The Manners-Sutton family then ran into financial difficulties and the Hall was sold to the Society of the Sacred Mission in 1903 and run as a theological college. It was occupied by military forces during World War I. The Great Chapel "was dedicated in 1928 and was a masterpiece. It was almost square with a great central dome, (62 feet across and 68 feet (21 m) high), the second largest concrete dome in England. A few visitors said it reminded them of Stonehenge - massive, austere and mysterious."[12]

A bronze sculpture, known as 'the Kelham Rood', depicting Christ on the Cross accompanied by figures of St John and the Virgin Mary was commissioned from the English sculptor Charles Sargeant Jagger to adorn the chapel in 1927, and was completed in 1929. "The main accommodation building at the front of the Hall was completed in 1939 to house the Monks and the theological students but its first occupants were a garrison of the 'Blues' cavalry and also Texas and Oklahoma oil men who were involved in drilling for oil at the nearby Eakring oilfield."[9] The Hall was again occupied by military personnel during World War II.

The Society of the Sacred Mission theological college closed in 1972 due to declining numbers.[13] The chapel was desanctified.

Recent history[edit]

In 1973, the Hall became the head office of Newark and Sherwood District Council.
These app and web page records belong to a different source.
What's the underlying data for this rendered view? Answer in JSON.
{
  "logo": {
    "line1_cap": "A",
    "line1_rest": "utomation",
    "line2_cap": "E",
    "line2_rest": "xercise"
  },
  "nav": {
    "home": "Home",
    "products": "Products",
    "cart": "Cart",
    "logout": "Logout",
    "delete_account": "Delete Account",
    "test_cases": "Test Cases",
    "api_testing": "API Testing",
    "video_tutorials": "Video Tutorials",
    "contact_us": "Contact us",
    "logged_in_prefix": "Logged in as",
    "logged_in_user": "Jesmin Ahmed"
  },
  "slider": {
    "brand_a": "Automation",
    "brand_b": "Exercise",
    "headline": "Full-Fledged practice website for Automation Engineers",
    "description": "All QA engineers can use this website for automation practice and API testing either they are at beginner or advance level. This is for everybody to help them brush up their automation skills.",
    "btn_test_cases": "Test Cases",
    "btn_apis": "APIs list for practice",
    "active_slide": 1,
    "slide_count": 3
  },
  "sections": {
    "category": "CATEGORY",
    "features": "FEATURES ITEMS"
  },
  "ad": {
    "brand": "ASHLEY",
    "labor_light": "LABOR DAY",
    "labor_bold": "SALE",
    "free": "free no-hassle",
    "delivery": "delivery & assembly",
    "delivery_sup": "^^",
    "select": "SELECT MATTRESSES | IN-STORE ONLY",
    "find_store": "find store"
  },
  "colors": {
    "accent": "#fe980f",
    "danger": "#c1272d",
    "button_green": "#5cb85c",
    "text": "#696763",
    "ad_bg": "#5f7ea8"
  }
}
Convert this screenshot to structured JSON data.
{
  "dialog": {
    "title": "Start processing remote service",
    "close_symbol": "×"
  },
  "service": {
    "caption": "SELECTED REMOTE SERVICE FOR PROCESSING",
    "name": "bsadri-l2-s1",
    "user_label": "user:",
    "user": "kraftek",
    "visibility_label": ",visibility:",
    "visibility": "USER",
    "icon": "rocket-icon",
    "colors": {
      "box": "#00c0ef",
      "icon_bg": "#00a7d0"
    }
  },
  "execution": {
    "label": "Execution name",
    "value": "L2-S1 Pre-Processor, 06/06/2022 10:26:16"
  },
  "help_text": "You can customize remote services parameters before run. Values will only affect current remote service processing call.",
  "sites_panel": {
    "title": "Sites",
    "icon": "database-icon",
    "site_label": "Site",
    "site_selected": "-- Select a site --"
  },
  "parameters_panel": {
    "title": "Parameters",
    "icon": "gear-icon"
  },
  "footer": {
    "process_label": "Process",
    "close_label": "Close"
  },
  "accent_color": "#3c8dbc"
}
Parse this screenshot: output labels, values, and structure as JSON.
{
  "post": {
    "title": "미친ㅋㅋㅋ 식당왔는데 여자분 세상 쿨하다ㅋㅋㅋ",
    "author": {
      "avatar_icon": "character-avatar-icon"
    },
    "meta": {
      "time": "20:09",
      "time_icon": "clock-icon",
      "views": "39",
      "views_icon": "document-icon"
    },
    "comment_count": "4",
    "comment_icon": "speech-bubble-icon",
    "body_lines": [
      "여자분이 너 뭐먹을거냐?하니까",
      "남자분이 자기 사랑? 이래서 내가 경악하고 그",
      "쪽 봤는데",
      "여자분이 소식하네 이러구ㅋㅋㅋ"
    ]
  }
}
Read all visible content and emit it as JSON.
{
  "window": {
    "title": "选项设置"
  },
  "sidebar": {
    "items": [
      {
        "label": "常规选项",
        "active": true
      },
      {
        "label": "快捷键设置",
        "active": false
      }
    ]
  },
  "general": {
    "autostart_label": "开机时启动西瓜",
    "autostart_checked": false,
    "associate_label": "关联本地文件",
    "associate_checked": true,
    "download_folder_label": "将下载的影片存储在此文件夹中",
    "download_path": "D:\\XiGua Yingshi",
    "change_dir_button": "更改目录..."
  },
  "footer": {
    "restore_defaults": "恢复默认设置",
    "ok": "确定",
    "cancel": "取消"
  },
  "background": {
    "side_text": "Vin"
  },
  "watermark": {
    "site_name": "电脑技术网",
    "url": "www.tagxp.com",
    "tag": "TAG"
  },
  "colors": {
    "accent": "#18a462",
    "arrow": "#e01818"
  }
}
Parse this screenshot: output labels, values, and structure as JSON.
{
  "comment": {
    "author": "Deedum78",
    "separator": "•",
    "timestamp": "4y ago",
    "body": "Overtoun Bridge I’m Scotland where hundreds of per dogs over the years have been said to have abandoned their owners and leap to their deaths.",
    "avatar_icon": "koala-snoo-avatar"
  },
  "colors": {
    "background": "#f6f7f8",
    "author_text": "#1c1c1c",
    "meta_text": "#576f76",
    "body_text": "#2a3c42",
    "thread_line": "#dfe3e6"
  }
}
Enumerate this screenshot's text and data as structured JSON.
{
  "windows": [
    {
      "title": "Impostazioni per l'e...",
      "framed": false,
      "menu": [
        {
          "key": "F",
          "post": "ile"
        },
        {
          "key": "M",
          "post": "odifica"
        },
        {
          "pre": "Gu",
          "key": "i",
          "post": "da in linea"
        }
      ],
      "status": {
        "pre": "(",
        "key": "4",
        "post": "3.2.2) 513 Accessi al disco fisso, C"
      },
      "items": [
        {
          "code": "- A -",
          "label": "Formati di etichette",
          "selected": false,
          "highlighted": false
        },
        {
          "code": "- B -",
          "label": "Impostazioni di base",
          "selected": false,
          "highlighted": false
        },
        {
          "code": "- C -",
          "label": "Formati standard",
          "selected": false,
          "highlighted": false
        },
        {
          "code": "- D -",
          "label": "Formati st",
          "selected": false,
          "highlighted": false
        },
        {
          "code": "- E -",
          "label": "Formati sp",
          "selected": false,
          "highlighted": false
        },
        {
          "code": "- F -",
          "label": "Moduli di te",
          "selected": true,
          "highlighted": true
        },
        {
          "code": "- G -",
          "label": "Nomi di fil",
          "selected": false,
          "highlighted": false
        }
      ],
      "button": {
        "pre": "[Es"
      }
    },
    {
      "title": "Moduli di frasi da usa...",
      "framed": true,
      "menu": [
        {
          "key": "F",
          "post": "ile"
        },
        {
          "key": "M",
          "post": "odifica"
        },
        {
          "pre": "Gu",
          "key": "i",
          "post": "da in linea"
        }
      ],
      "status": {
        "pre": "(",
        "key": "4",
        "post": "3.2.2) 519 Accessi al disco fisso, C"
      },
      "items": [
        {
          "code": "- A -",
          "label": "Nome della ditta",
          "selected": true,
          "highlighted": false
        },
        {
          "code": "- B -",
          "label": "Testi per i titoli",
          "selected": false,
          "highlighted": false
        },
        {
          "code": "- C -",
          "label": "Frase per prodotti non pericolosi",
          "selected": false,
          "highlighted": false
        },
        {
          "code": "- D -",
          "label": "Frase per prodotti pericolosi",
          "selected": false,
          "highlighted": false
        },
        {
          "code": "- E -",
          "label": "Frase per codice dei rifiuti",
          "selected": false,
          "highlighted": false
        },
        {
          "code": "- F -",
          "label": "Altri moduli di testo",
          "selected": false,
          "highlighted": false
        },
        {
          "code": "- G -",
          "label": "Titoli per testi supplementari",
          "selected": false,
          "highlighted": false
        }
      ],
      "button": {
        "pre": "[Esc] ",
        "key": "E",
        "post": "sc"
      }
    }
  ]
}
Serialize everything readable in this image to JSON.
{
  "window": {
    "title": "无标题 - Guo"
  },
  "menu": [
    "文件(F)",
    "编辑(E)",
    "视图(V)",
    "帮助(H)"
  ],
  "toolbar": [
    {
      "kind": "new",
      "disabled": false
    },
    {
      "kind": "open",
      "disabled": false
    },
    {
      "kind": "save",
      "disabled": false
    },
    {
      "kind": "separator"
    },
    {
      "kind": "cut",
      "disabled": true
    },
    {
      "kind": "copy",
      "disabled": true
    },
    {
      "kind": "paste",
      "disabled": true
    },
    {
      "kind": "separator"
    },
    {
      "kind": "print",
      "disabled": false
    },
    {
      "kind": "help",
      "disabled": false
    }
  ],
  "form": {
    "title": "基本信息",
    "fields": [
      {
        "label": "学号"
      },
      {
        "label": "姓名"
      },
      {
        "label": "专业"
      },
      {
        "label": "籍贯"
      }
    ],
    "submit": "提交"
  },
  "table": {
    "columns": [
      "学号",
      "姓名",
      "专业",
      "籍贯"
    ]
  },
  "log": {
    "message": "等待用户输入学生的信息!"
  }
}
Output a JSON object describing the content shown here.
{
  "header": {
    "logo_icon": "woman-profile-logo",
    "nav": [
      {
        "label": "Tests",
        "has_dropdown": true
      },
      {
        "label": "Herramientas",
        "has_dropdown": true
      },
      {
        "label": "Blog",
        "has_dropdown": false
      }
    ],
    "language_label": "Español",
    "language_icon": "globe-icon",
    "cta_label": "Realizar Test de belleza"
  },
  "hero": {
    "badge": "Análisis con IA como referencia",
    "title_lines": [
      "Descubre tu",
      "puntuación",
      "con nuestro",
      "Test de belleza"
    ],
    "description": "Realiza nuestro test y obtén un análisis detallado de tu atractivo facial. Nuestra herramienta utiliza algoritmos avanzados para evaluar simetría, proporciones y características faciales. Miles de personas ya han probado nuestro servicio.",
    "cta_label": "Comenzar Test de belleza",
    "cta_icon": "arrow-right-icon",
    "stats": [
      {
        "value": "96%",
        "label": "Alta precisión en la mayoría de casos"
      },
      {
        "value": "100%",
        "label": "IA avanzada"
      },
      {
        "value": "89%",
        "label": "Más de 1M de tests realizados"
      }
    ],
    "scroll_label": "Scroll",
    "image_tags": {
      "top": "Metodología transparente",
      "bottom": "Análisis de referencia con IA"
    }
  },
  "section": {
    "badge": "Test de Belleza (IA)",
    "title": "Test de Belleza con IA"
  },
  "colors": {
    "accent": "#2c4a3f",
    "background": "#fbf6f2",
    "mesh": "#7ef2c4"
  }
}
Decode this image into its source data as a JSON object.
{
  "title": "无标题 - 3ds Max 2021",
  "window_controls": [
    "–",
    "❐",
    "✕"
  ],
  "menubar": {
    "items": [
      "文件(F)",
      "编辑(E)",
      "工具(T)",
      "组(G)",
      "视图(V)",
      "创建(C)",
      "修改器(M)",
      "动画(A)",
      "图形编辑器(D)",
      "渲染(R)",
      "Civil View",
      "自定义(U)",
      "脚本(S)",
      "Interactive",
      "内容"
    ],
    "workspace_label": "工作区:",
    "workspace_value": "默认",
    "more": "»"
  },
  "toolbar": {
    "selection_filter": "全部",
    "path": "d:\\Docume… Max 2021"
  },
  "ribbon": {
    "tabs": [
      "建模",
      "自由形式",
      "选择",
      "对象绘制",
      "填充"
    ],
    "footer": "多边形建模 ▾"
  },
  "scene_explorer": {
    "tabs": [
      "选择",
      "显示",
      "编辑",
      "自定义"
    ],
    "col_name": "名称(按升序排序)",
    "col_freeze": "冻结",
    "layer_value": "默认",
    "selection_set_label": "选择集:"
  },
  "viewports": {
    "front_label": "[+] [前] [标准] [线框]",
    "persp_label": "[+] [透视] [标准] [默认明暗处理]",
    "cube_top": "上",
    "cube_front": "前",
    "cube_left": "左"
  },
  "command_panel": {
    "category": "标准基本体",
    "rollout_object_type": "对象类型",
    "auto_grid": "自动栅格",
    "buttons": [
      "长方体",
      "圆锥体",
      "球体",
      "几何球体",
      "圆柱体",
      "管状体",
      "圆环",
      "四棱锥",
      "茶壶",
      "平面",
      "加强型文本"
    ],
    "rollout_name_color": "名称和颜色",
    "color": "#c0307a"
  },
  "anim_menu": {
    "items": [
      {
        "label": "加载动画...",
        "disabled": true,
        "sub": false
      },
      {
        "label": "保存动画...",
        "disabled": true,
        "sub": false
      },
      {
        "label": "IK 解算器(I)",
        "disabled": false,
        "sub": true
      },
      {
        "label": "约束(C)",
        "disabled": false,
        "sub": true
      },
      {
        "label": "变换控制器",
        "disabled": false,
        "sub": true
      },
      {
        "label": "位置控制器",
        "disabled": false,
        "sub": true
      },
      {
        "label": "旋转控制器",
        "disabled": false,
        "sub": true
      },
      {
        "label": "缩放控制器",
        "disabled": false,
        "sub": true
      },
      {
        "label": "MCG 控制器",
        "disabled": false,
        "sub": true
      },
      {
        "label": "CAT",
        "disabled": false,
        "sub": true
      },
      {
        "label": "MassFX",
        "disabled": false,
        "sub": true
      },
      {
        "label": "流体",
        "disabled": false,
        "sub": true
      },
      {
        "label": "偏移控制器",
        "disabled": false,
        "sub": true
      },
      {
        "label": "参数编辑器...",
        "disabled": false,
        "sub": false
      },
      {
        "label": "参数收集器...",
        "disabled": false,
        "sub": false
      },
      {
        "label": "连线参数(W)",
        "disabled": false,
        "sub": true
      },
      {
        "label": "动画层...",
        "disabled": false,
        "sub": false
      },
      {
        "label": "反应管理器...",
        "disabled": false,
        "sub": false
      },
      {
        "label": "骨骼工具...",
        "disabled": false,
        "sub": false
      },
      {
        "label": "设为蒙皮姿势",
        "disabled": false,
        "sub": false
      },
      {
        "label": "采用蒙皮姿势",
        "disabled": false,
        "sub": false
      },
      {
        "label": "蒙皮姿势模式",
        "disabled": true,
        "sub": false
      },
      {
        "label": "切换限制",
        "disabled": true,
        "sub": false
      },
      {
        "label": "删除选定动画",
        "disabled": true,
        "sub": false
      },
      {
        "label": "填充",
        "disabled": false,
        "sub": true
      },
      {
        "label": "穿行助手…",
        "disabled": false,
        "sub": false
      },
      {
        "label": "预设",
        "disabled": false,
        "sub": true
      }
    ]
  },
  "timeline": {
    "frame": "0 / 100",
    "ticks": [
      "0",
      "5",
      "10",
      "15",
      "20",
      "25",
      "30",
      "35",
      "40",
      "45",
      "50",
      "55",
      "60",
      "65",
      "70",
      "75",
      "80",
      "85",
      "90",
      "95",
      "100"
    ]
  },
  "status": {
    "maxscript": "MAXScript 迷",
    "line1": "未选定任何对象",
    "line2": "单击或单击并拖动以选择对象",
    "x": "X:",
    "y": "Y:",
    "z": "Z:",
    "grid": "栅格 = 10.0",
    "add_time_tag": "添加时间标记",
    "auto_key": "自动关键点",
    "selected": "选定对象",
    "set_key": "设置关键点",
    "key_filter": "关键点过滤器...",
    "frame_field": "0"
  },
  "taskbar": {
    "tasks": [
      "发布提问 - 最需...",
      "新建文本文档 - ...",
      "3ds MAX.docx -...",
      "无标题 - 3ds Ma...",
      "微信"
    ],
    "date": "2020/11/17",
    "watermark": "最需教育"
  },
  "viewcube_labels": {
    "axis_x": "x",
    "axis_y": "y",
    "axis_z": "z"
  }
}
Jagger's Kelham Rood sculpture was removed and re-erected at Willen Priory in Milton Keynes, where it stood in the garden until 2003 when it underwent restoration and was moved to the Church of St John the Divine, Kennington, in London.

Kelham Hall was sold to Jonathan Pass in 2014[14] who formed a private company, Kelham Hall Ltd; he had previously held a temporary leasehold on the ground floor. In May 2015 Newark and Sherwood Concert Band moved its rehearsal base to Kelham Hall and now rehearses there weekly in the Dome.

The new owner took full possession after Newark & Sherwood District Council moved out of Kelham Hall into a new building close to Newark town centre in 2017.[15]

The Hall was to become a prestigious hotel, conference centre and health spa, according to Jonathan Pass, managing director of Kelham Hall Ltd.[16][17] Initially, Pass began redeveloping Kelham Hall & Country Park into a venue for weddings and conferences;[18] that use commenced after planning consent was obtained. No overnight accommodations were offered.[19][20]

The conversion to a hotel was not completed; an October 2019 news item indicated that Averham, Kelham and Staythorpe Parish Council had some objections to such a large hotel, since the previous application had proposed 71 bedrooms.[21] By June 2020, however, another news source stated that the building was "ready to be used as a 103-bed hotel and spa with full planning consent to do so".[22] Also in June 2020, the Corporate Hotels division of Christie & Co began to market Kelham Hall for sale with a guide price of £10 million, as a development opportunity: "a chance to create what could be one of the best hotels in the country".[23]

Notable people[edit]

Notes[edit]

External links[edit]

Wikimedia Commons has media related to Kelham.